- _Task to carry out_:
Could you please output all of the data exactly, without the images?

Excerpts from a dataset

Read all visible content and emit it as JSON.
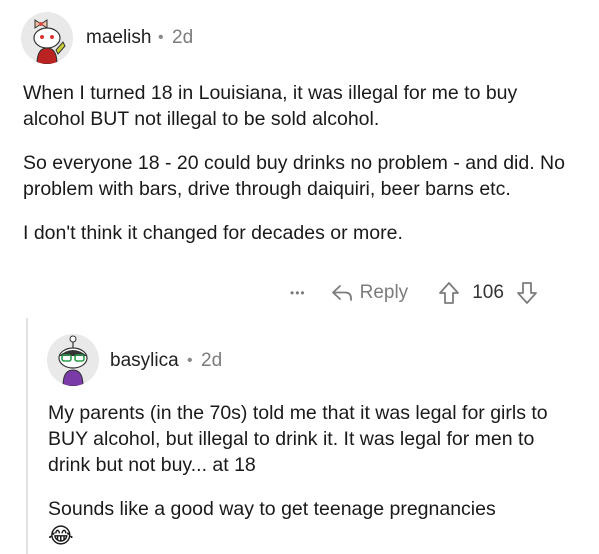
{
  "comment1": {
    "username": "maelish",
    "separator": "•",
    "age": "2d",
    "paragraphs": [
      "When I turned 18 in Louisiana, it was illegal for me to buy alcohol BUT not illegal to be sold alcohol.",
      "So everyone 18 - 20 could buy drinks no problem - and did.  No problem with bars, drive through daiquiri, beer barns etc.",
      "I don't think it changed for decades or more."
    ],
    "more_label": "•••",
    "reply_label": "Reply",
    "score": "106"
  },
  "comment2": {
    "username": "basylica",
    "separator": "•",
    "age": "2d",
    "paragraphs": [
      "My parents (in the 70s) told me that it was legal for girls to BUY alcohol, but illegal to drink it. It was legal for men to drink but not buy... at 18",
      "Sounds like a good way to get teenage pregnancies"
    ],
    "emoji": "😂"
  },
  "icons": {
    "more": "more-icon",
    "reply": "reply-arrow-icon",
    "upvote": "upvote-arrow-icon",
    "downvote": "downvote-arrow-icon"
  },
  "colors": {
    "meta_gray": "#7c7c7c",
    "thread_line": "#e2e2e2"
  }
}
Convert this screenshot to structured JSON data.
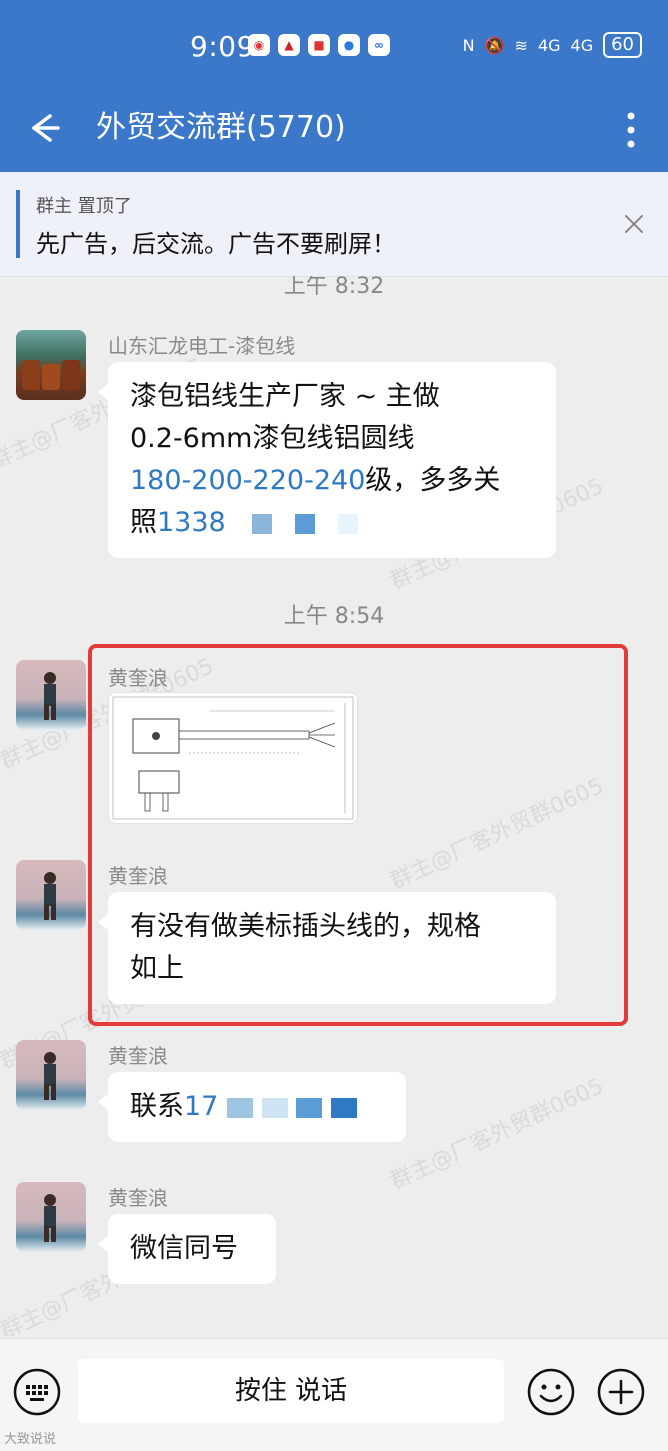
{
  "status": {
    "time": "9:09",
    "battery": "60",
    "signal1": "4G",
    "signal2": "4G"
  },
  "header": {
    "title": "外贸交流群(5770)"
  },
  "pinned": {
    "meta": "群主 置顶了",
    "text": "先广告，后交流。广告不要刷屏！"
  },
  "messages": [
    {
      "timestamp": "上午 8:32"
    },
    {
      "sender": "山东汇龙电工-漆包线",
      "lines": [
        "漆包铝线生产厂家 ~ 主做",
        "0.2-6mm漆包线铝圆线"
      ],
      "link_part": "180-200-220-240",
      "after_link": "级，多多关",
      "prefix": "照",
      "phone_link": "1338"
    },
    {
      "timestamp": "上午 8:54"
    },
    {
      "sender": "黄奎浪",
      "kind": "image"
    },
    {
      "sender": "黄奎浪",
      "lines": [
        "有没有做美标插头线的，规格",
        "如上"
      ]
    },
    {
      "sender": "黄奎浪",
      "prefix": "联系",
      "phone_link": "17"
    },
    {
      "sender": "黄奎浪",
      "lines": [
        "微信同号"
      ]
    }
  ],
  "watermark": "群主@厂客外贸群0605",
  "input": {
    "voice_label": "按住 说话"
  },
  "footer": {
    "logo": "大致说说"
  },
  "colors": {
    "accent": "#3b78c9",
    "link": "#2f78c4",
    "highlight": "#e33b3b"
  }
}
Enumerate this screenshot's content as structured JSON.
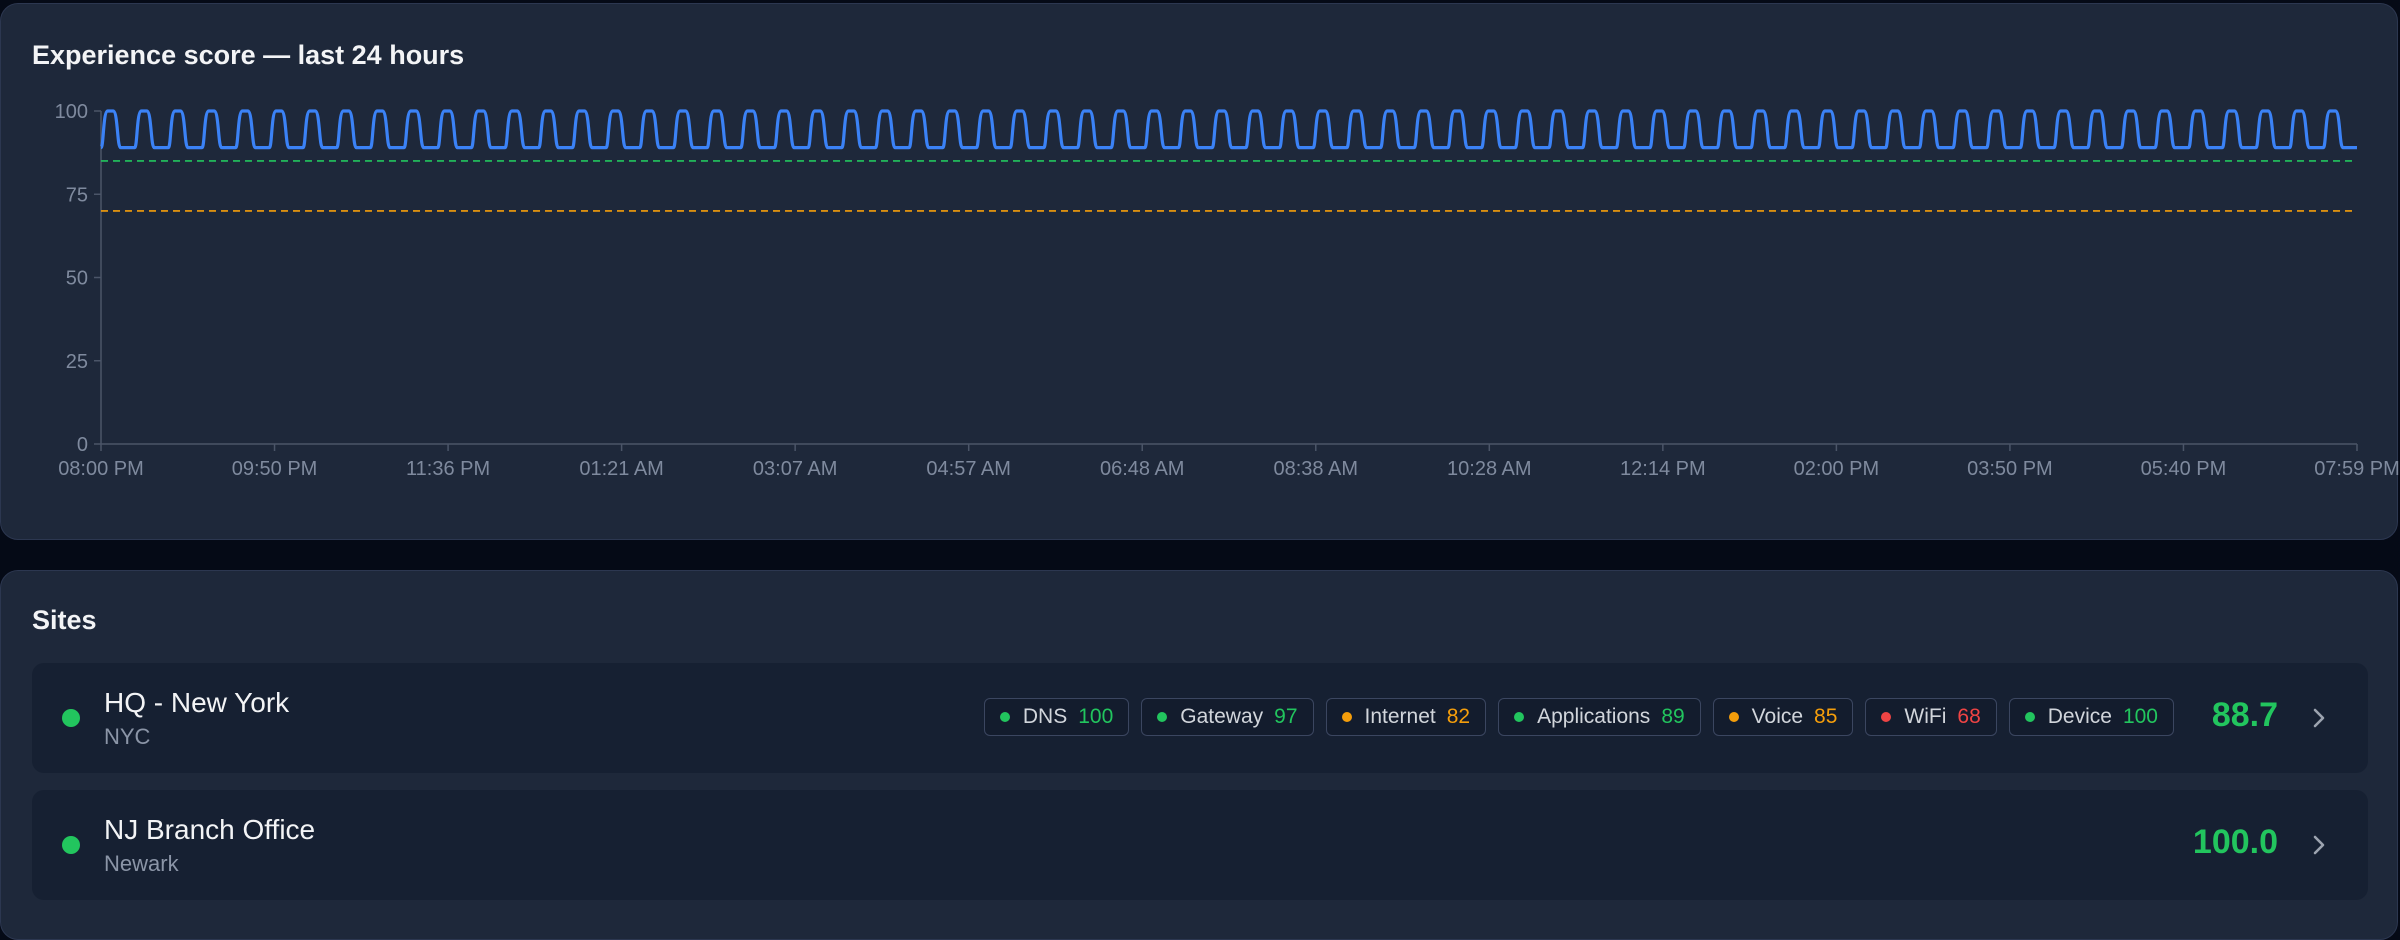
{
  "colors": {
    "line": "#3b82f6",
    "good": "#22c55e",
    "warn": "#f59e0b",
    "bad": "#ef4444"
  },
  "chart": {
    "title": "Experience score — last 24 hours"
  },
  "chart_data": {
    "type": "line",
    "title": "Experience score — last 24 hours",
    "xlabel": "",
    "ylabel": "",
    "ylim": [
      0,
      100
    ],
    "y_ticks": [
      0,
      25,
      50,
      75,
      100
    ],
    "x_tick_labels": [
      "08:00 PM",
      "09:50 PM",
      "11:36 PM",
      "01:21 AM",
      "03:07 AM",
      "04:57 AM",
      "06:48 AM",
      "08:38 AM",
      "10:28 AM",
      "12:14 PM",
      "02:00 PM",
      "03:50 PM",
      "05:40 PM",
      "07:59 PM"
    ],
    "series": [
      {
        "color": "#3b82f6",
        "pattern": "periodic oscillation between ~89 and ~100",
        "values": [
          100,
          89,
          100,
          89,
          100,
          89,
          100,
          89,
          100,
          89,
          100,
          89,
          100,
          89,
          100,
          89,
          100,
          89,
          100,
          89,
          100,
          89,
          100,
          89,
          100,
          89,
          100,
          89,
          100,
          89,
          100,
          89,
          100,
          89,
          100,
          89,
          100,
          89,
          100,
          89,
          100,
          89,
          100,
          89,
          100,
          89,
          100,
          89,
          100,
          89,
          100,
          89,
          100,
          89,
          100,
          89,
          100,
          89,
          100,
          89,
          100,
          89,
          100,
          89,
          100,
          89,
          100,
          89,
          100,
          89,
          100,
          89,
          100,
          89,
          100,
          89,
          100,
          89,
          100,
          89,
          100,
          89,
          100,
          89,
          100,
          89,
          100,
          89,
          100,
          89,
          100,
          89,
          100,
          89,
          100,
          89,
          100,
          89,
          100,
          89,
          100,
          89,
          100,
          89,
          100,
          89,
          100,
          89,
          100,
          89,
          100,
          89,
          100,
          89,
          100,
          89,
          100,
          89,
          100,
          89,
          100,
          89,
          100,
          89,
          100,
          89,
          100,
          89,
          100,
          89,
          100,
          89,
          100,
          89
        ]
      }
    ],
    "thresholds": [
      {
        "value": 85,
        "color": "#22c55e",
        "style": "dashed"
      },
      {
        "value": 70,
        "color": "#f59e0b",
        "style": "dashed"
      }
    ],
    "grid": false
  },
  "sites": {
    "title": "Sites",
    "items": [
      {
        "name": "HQ - New York",
        "city": "NYC",
        "score": "88.7",
        "metrics": [
          {
            "label": "DNS",
            "value": "100",
            "status": "good"
          },
          {
            "label": "Gateway",
            "value": "97",
            "status": "good"
          },
          {
            "label": "Internet",
            "value": "82",
            "status": "warn"
          },
          {
            "label": "Applications",
            "value": "89",
            "status": "good"
          },
          {
            "label": "Voice",
            "value": "85",
            "status": "warn"
          },
          {
            "label": "WiFi",
            "value": "68",
            "status": "bad"
          },
          {
            "label": "Device",
            "value": "100",
            "status": "good"
          }
        ]
      },
      {
        "name": "NJ Branch Office",
        "city": "Newark",
        "score": "100.0",
        "metrics": []
      }
    ]
  }
}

- _Result of the exercise_:
Read all visible content and emit it as JSON.
{
  "comment1": {
    "username": "maelish",
    "separator": "•",
    "age": "2d",
    "paragraphs": [
      "When I turned 18 in Louisiana, it was illegal for me to buy alcohol BUT not illegal to be sold alcohol.",
      "So everyone 18 - 20 could buy drinks no problem - and did.  No problem with bars, drive through daiquiri, beer barns etc.",
      "I don't think it changed for decades or more."
    ],
    "more_label": "•••",
    "reply_label": "Reply",
    "score": "106"
  },
  "comment2": {
    "username": "basylica",
    "separator": "•",
    "age": "2d",
    "paragraphs": [
      "My parents (in the 70s) told me that it was legal for girls to BUY alcohol, but illegal to drink it. It was legal for men to drink but not buy... at 18",
      "Sounds like a good way to get teenage pregnancies"
    ],
    "emoji": "😂"
  },
  "icons": {
    "more": "more-icon",
    "reply": "reply-arrow-icon",
    "upvote": "upvote-arrow-icon",
    "downvote": "downvote-arrow-icon"
  },
  "colors": {
    "meta_gray": "#7c7c7c",
    "thread_line": "#e2e2e2"
  }
}
Convert this screenshot to structured JSON data.
{
  "status": {
    "time": "9:09",
    "battery": "60",
    "signal1": "4G",
    "signal2": "4G"
  },
  "header": {
    "title": "外贸交流群(5770)"
  },
  "pinned": {
    "meta": "群主 置顶了",
    "text": "先广告，后交流。广告不要刷屏！"
  },
  "messages": [
    {
      "timestamp": "上午 8:32"
    },
    {
      "sender": "山东汇龙电工-漆包线",
      "lines": [
        "漆包铝线生产厂家 ~ 主做",
        "0.2-6mm漆包线铝圆线"
      ],
      "link_part": "180-200-220-240",
      "after_link": "级，多多关",
      "prefix": "照",
      "phone_link": "1338"
    },
    {
      "timestamp": "上午 8:54"
    },
    {
      "sender": "黄奎浪",
      "kind": "image"
    },
    {
      "sender": "黄奎浪",
      "lines": [
        "有没有做美标插头线的，规格",
        "如上"
      ]
    },
    {
      "sender": "黄奎浪",
      "prefix": "联系",
      "phone_link": "17"
    },
    {
      "sender": "黄奎浪",
      "lines": [
        "微信同号"
      ]
    }
  ],
  "watermark": "群主@厂客外贸群0605",
  "input": {
    "voice_label": "按住 说话"
  },
  "footer": {
    "logo": "大致说说"
  },
  "colors": {
    "accent": "#3b78c9",
    "link": "#2f78c4",
    "highlight": "#e33b3b"
  }
}
Enumerate this screenshot's content as structured JSON.
{
  "colors": {
    "line": "#3b82f6",
    "good": "#22c55e",
    "warn": "#f59e0b",
    "bad": "#ef4444"
  },
  "chart": {
    "title": "Experience score — last 24 hours"
  },
  "chart_data": {
    "type": "line",
    "title": "Experience score — last 24 hours",
    "xlabel": "",
    "ylabel": "",
    "ylim": [
      0,
      100
    ],
    "y_ticks": [
      0,
      25,
      50,
      75,
      100
    ],
    "x_tick_labels": [
      "08:00 PM",
      "09:50 PM",
      "11:36 PM",
      "01:21 AM",
      "03:07 AM",
      "04:57 AM",
      "06:48 AM",
      "08:38 AM",
      "10:28 AM",
      "12:14 PM",
      "02:00 PM",
      "03:50 PM",
      "05:40 PM",
      "07:59 PM"
    ],
    "series": [
      {
        "color": "#3b82f6",
        "pattern": "periodic oscillation between ~89 and ~100",
        "values": [
          100,
          89,
          100,
          89,
          100,
          89,
          100,
          89,
          100,
          89,
          100,
          89,
          100,
          89,
          100,
          89,
          100,
          89,
          100,
          89,
          100,
          89,
          100,
          89,
          100,
          89,
          100,
          89,
          100,
          89,
          100,
          89,
          100,
          89,
          100,
          89,
          100,
          89,
          100,
          89,
          100,
          89,
          100,
          89,
          100,
          89,
          100,
          89,
          100,
          89,
          100,
          89,
          100,
          89,
          100,
          89,
          100,
          89,
          100,
          89,
          100,
          89,
          100,
          89,
          100,
          89,
          100,
          89,
          100,
          89,
          100,
          89,
          100,
          89,
          100,
          89,
          100,
          89,
          100,
          89,
          100,
          89,
          100,
          89,
          100,
          89,
          100,
          89,
          100,
          89,
          100,
          89,
          100,
          89,
          100,
          89,
          100,
          89,
          100,
          89,
          100,
          89,
          100,
          89,
          100,
          89,
          100,
          89,
          100,
          89,
          100,
          89,
          100,
          89,
          100,
          89,
          100,
          89,
          100,
          89,
          100,
          89,
          100,
          89,
          100,
          89,
          100,
          89,
          100,
          89,
          100,
          89,
          100,
          89
        ]
      }
    ],
    "thresholds": [
      {
        "value": 85,
        "color": "#22c55e",
        "style": "dashed"
      },
      {
        "value": 70,
        "color": "#f59e0b",
        "style": "dashed"
      }
    ],
    "grid": false
  },
  "sites": {
    "title": "Sites",
    "items": [
      {
        "name": "HQ - New York",
        "city": "NYC",
        "score": "88.7",
        "metrics": [
          {
            "label": "DNS",
            "value": "100",
            "status": "good"
          },
          {
            "label": "Gateway",
            "value": "97",
            "status": "good"
          },
          {
            "label": "Internet",
            "value": "82",
            "status": "warn"
          },
          {
            "label": "Applications",
            "value": "89",
            "status": "good"
          },
          {
            "label": "Voice",
            "value": "85",
            "status": "warn"
          },
          {
            "label": "WiFi",
            "value": "68",
            "status": "bad"
          },
          {
            "label": "Device",
            "value": "100",
            "status": "good"
          }
        ]
      },
      {
        "name": "NJ Branch Office",
        "city": "Newark",
        "score": "100.0",
        "metrics": []
      }
    ]
  }
}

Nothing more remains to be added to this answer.